EXERCISE INPUTS: Begin
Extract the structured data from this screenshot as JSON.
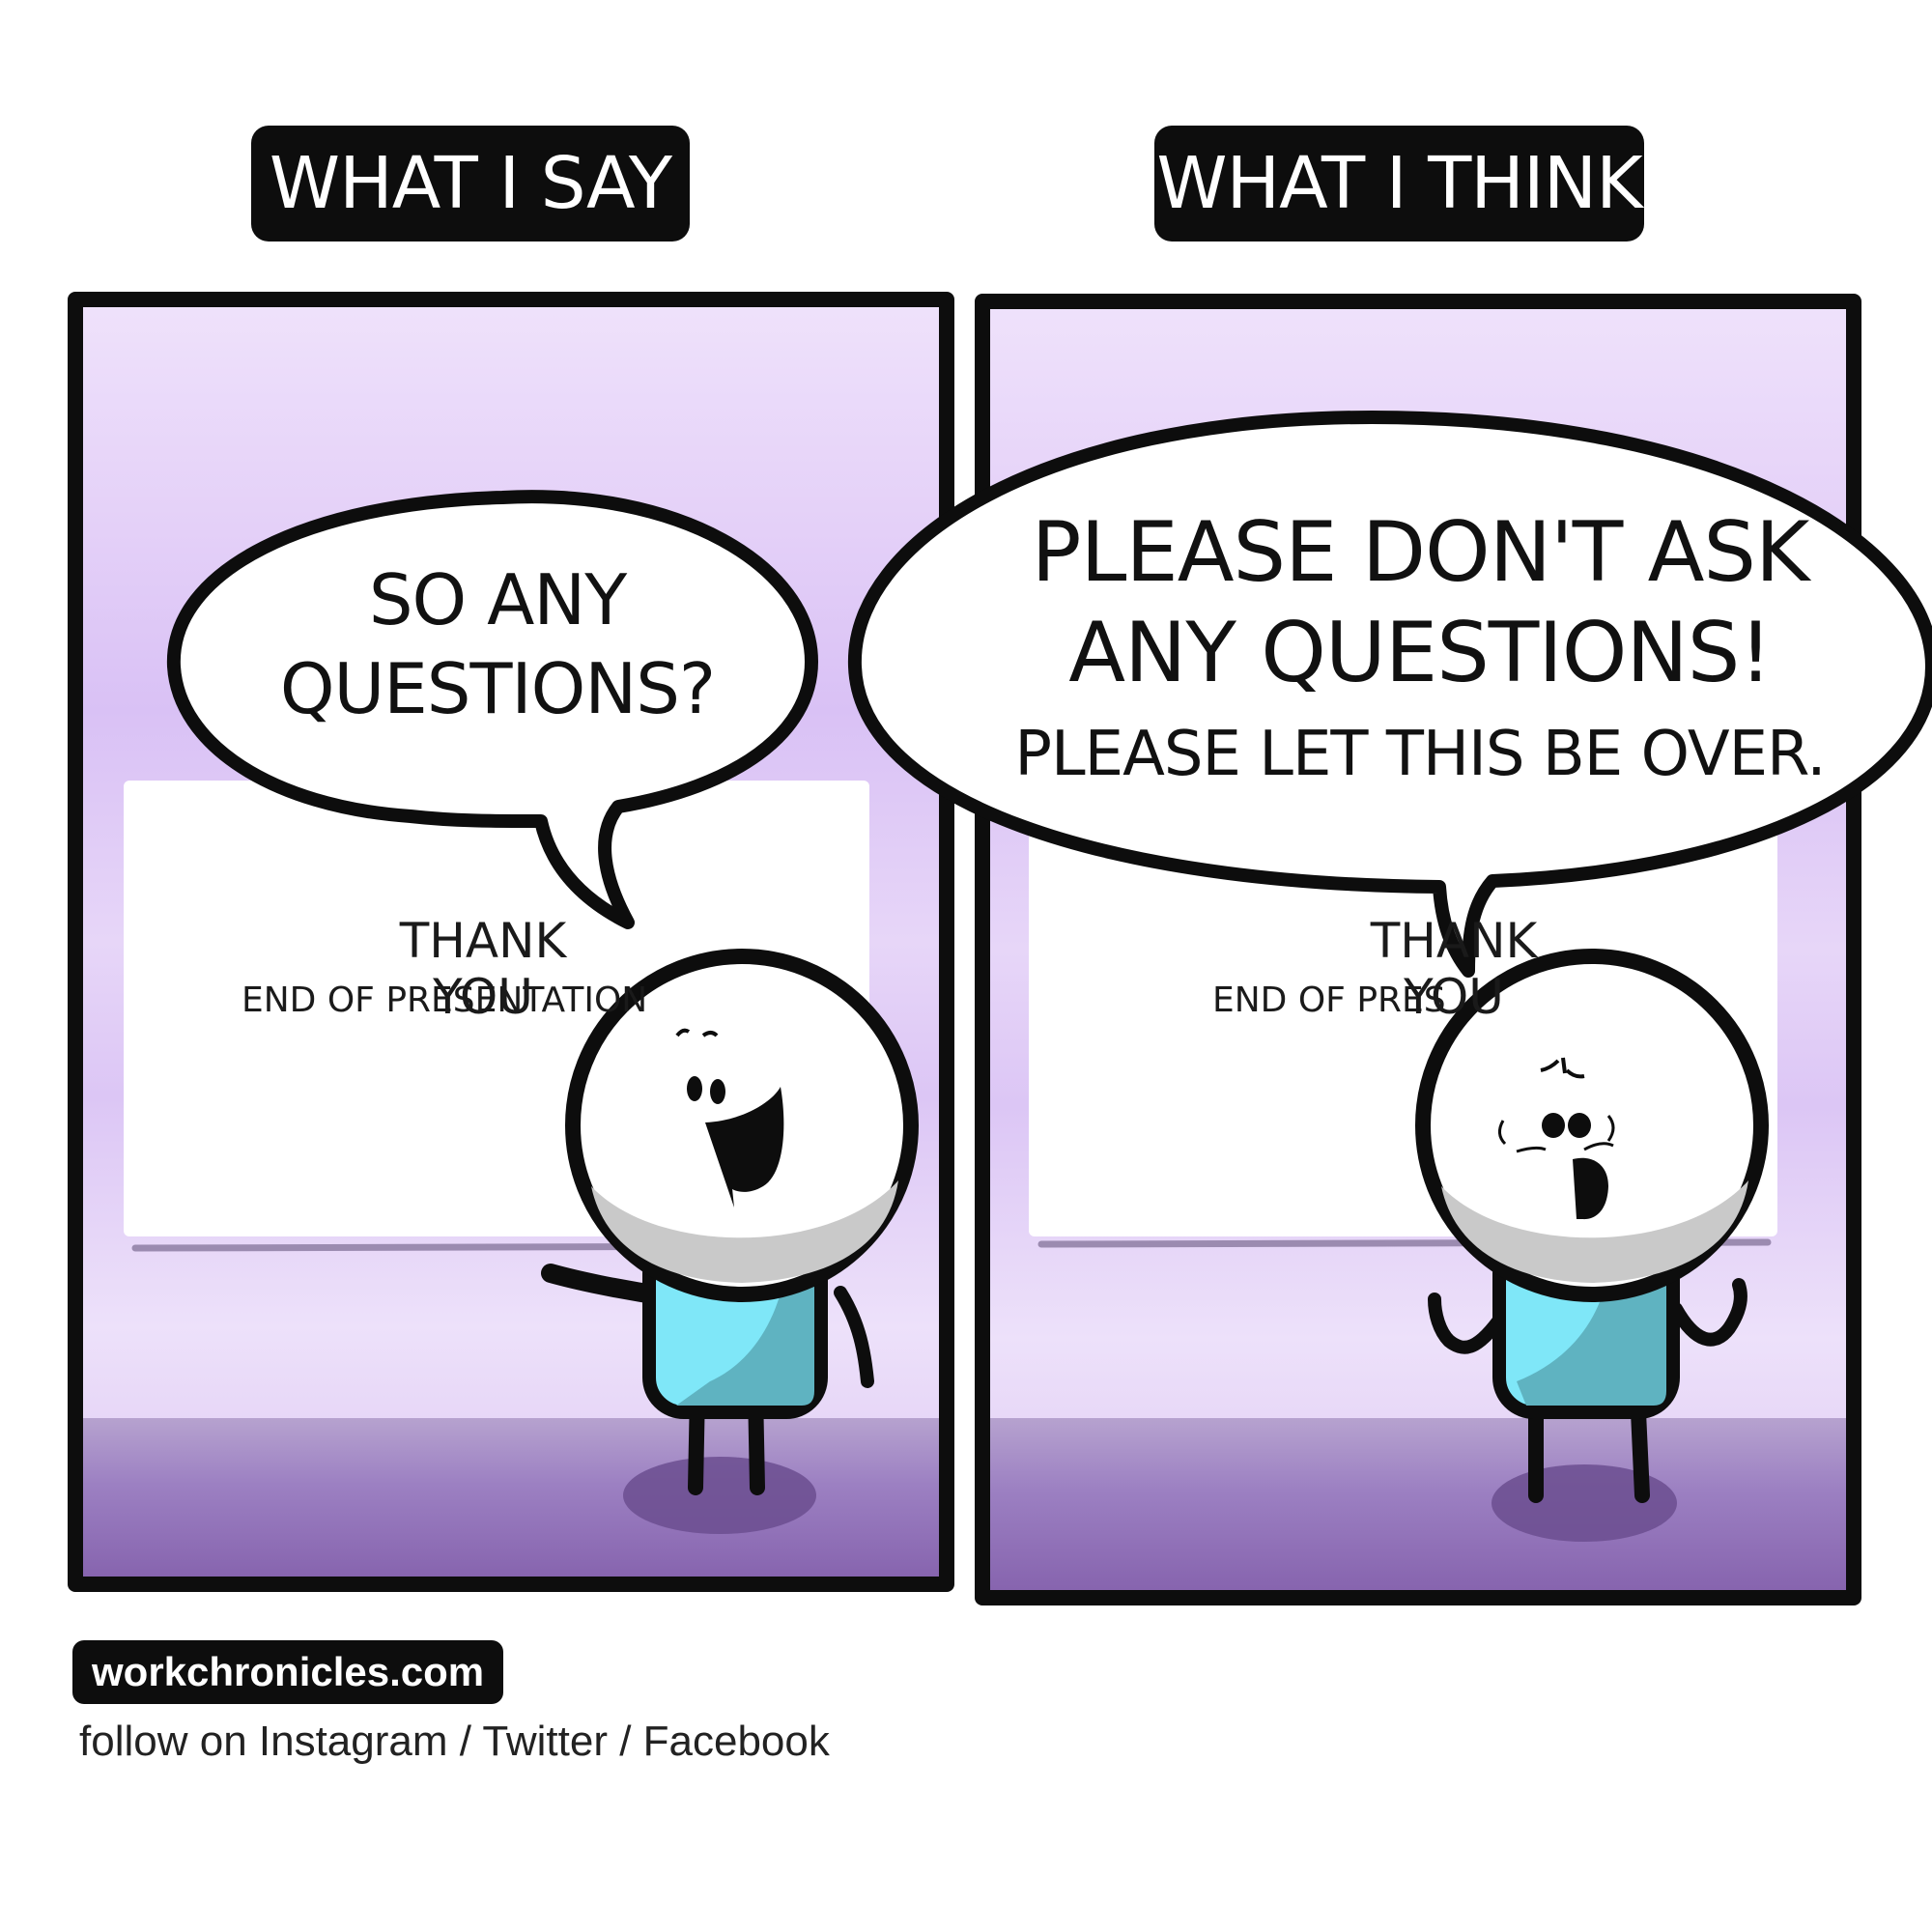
{
  "panels": {
    "left": {
      "caption": "WHAT I SAY",
      "bubble_text": "SO ANY QUESTIONS?",
      "slide_title": "THANK YOU",
      "slide_subtitle": "END OF PRESENTATION"
    },
    "right": {
      "caption": "WHAT I THINK",
      "bubble_line_1": "PLEASE DON'T ASK",
      "bubble_line_2": "ANY QUESTIONS!",
      "bubble_line_3": "PLEASE LET THIS BE OVER.",
      "slide_title": "THANK YOU",
      "slide_subtitle": "END OF PRESENTATION"
    }
  },
  "footer": {
    "site": "workchronicles.com",
    "follow": "follow on Instagram / Twitter / Facebook"
  },
  "colors": {
    "panel_light": "#efe3fb",
    "panel_mid": "#dcc6f6",
    "floor": "#8f6db3",
    "shirt": "#7fe7f8",
    "shirt_shade": "#5fb3c1",
    "outline": "#0d0d0d"
  }
}
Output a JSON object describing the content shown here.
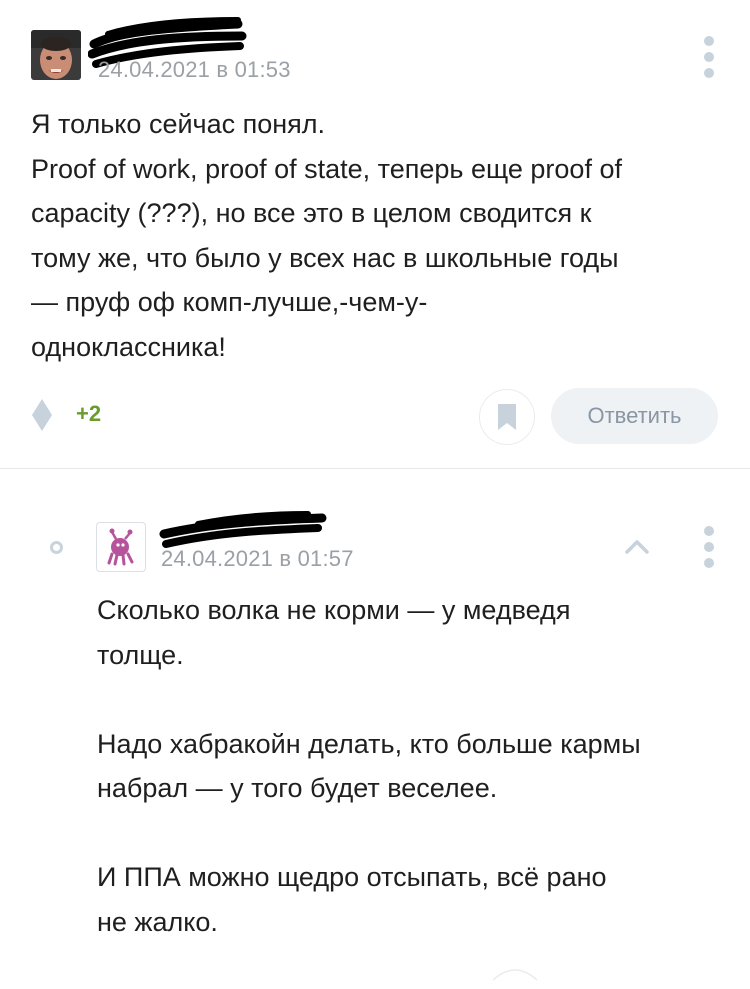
{
  "comments": [
    {
      "date": "24.04.2021 в 01:53",
      "body_lines": [
        "Я только сейчас понял.",
        "Proof of work, proof of state, теперь еще proof of",
        "capacity (???), но все это в целом сводится к",
        "тому же, что было у всех нас в школьные годы",
        "— пруф оф комп-лучше,-чем-у-",
        "одноклассника!"
      ],
      "rating": "+2",
      "reply_label": "Ответить"
    },
    {
      "date": "24.04.2021 в 01:57",
      "paragraphs": [
        [
          "Сколько волка не корми — у медведя",
          "толще."
        ],
        [
          "Надо хабракойн делать, кто больше кармы",
          "набрал — у того будет веселее."
        ],
        [
          "И ППА можно щедро отсыпать, всё рано",
          "не жалко."
        ]
      ]
    }
  ],
  "colors": {
    "rating_positive": "#6b9b2e",
    "meta_gray": "#9aa0a6",
    "icon_gray": "#c7d2dc",
    "reply_bg": "#eef2f5"
  }
}
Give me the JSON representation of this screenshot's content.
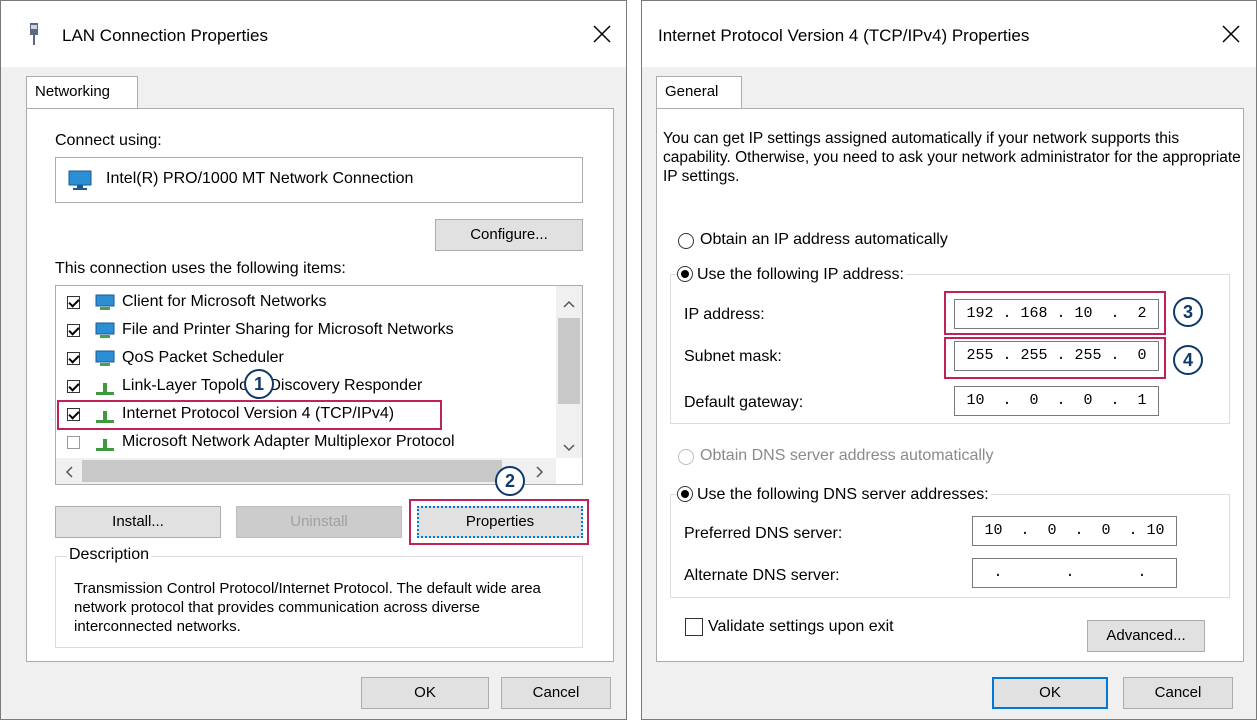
{
  "lan_dialog": {
    "title": "LAN Connection Properties",
    "tab": "Networking",
    "connect_using_label": "Connect using:",
    "adapter_name": "Intel(R) PRO/1000 MT Network Connection",
    "configure_button": "Configure...",
    "items_label": "This connection uses the following items:",
    "items": [
      {
        "label": "Client for Microsoft Networks",
        "checked": true,
        "icon": "network-client-icon"
      },
      {
        "label": "File and Printer Sharing for Microsoft Networks",
        "checked": true,
        "icon": "network-service-icon"
      },
      {
        "label": "QoS Packet Scheduler",
        "checked": true,
        "icon": "network-service-icon"
      },
      {
        "label": "Link-Layer Topology Discovery Responder",
        "checked": true,
        "icon": "protocol-icon"
      },
      {
        "label": "Internet Protocol Version 4 (TCP/IPv4)",
        "checked": true,
        "icon": "protocol-icon"
      },
      {
        "label": "Microsoft Network Adapter Multiplexor Protocol",
        "checked": false,
        "icon": "protocol-icon"
      }
    ],
    "install_button": "Install...",
    "uninstall_button": "Uninstall",
    "properties_button": "Properties",
    "description_legend": "Description",
    "description_text": "Transmission Control Protocol/Internet Protocol. The default wide area network protocol that provides communication across diverse interconnected networks.",
    "ok_button": "OK",
    "cancel_button": "Cancel"
  },
  "ipv4_dialog": {
    "title": "Internet Protocol Version 4 (TCP/IPv4) Properties",
    "tab": "General",
    "intro_text": "You can get IP settings assigned automatically if your network supports this capability. Otherwise, you need to ask your network administrator for the appropriate IP settings.",
    "obtain_ip_auto": "Obtain an IP address automatically",
    "use_following_ip": "Use the following IP address:",
    "ip_address_label": "IP address:",
    "ip_address_value": "192 . 168 . 10  .  2",
    "subnet_mask_label": "Subnet mask:",
    "subnet_mask_value": "255 . 255 . 255 .  0",
    "default_gateway_label": "Default gateway:",
    "default_gateway_value": "10  .  0  .  0  .  1",
    "obtain_dns_auto": "Obtain DNS server address automatically",
    "use_following_dns": "Use the following DNS server addresses:",
    "preferred_dns_label": "Preferred DNS server:",
    "preferred_dns_value": "10  .  0  .  0  . 10",
    "alternate_dns_label": "Alternate DNS server:",
    "alternate_dns_value": " .       .       .  ",
    "validate_label": "Validate settings upon exit",
    "advanced_button": "Advanced...",
    "ok_button": "OK",
    "cancel_button": "Cancel"
  },
  "markers": [
    "1",
    "2",
    "3",
    "4"
  ],
  "colors": {
    "highlight": "#c0215d",
    "marker": "#0e3a6a",
    "default_button": "#0078d7"
  }
}
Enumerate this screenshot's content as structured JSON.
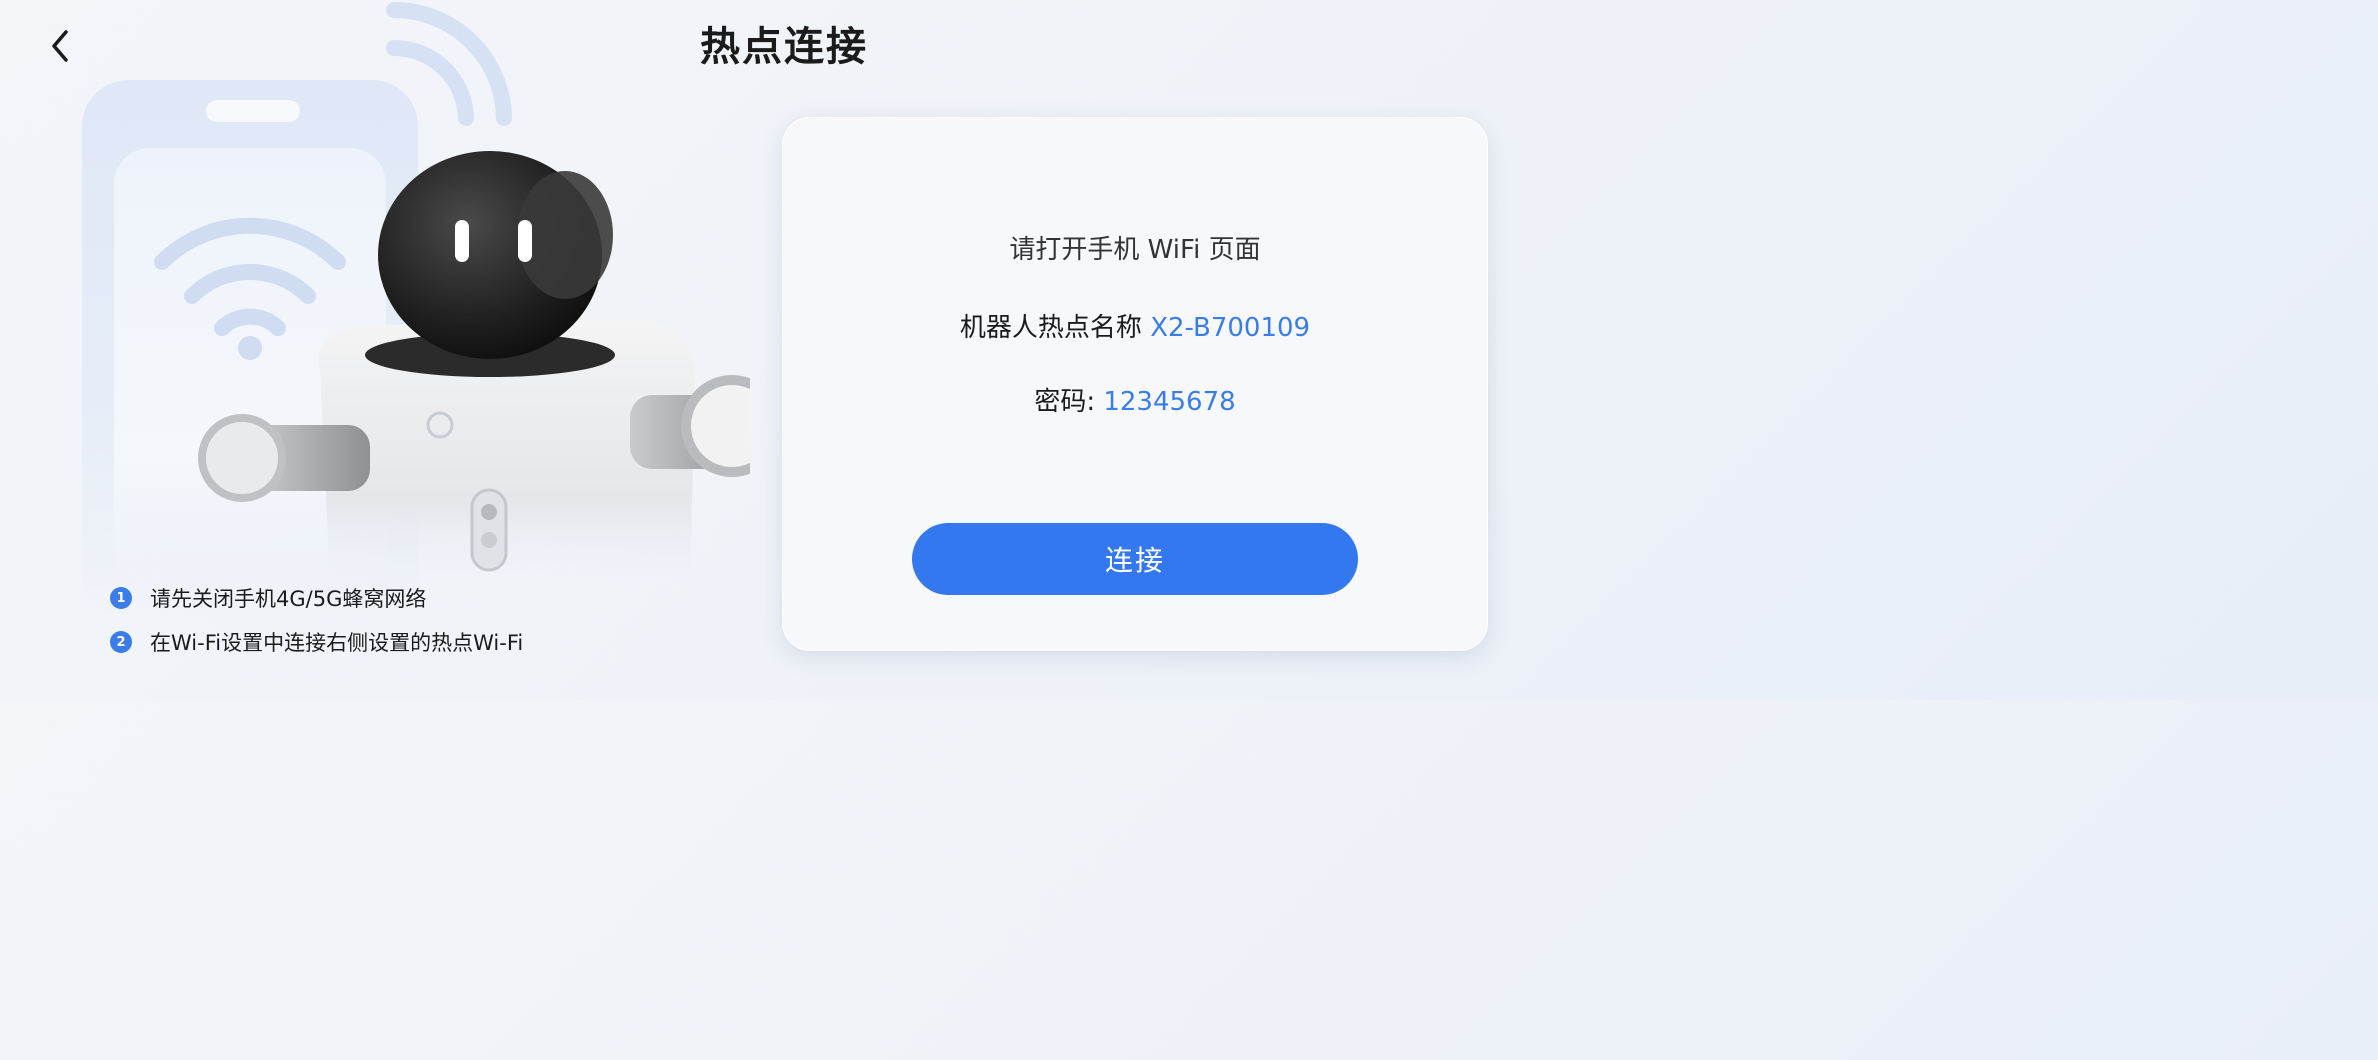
{
  "header": {
    "title": "热点连接",
    "back_icon": "chevron-left-icon"
  },
  "card": {
    "instruction": "请打开手机 WiFi 页面",
    "hotspot_label": "机器人热点名称",
    "hotspot_name": "X2-B700109",
    "password_label": "密码:",
    "password": "12345678",
    "connect_button": "连接"
  },
  "steps": [
    {
      "number": "1",
      "text": "请先关闭手机4G/5G蜂窝网络"
    },
    {
      "number": "2",
      "text": "在Wi-Fi设置中连接右侧设置的热点Wi-Fi"
    }
  ],
  "colors": {
    "accent": "#3478f0",
    "highlight_text": "#3a7de8",
    "background": "#eef2f8"
  },
  "illustration": {
    "subject": "robot-and-phone-wifi-illustration"
  }
}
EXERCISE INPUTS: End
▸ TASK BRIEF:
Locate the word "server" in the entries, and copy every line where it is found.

▸ YOUR RESPONSE:
    "obtain_dns_auto": "Obtain DNS server address automatically",
    "use_following_dns": "Use the following DNS server addresses:",
    "preferred_dns_label": "Preferred DNS server:",
    "alternate_dns_label": "Alternate DNS server:",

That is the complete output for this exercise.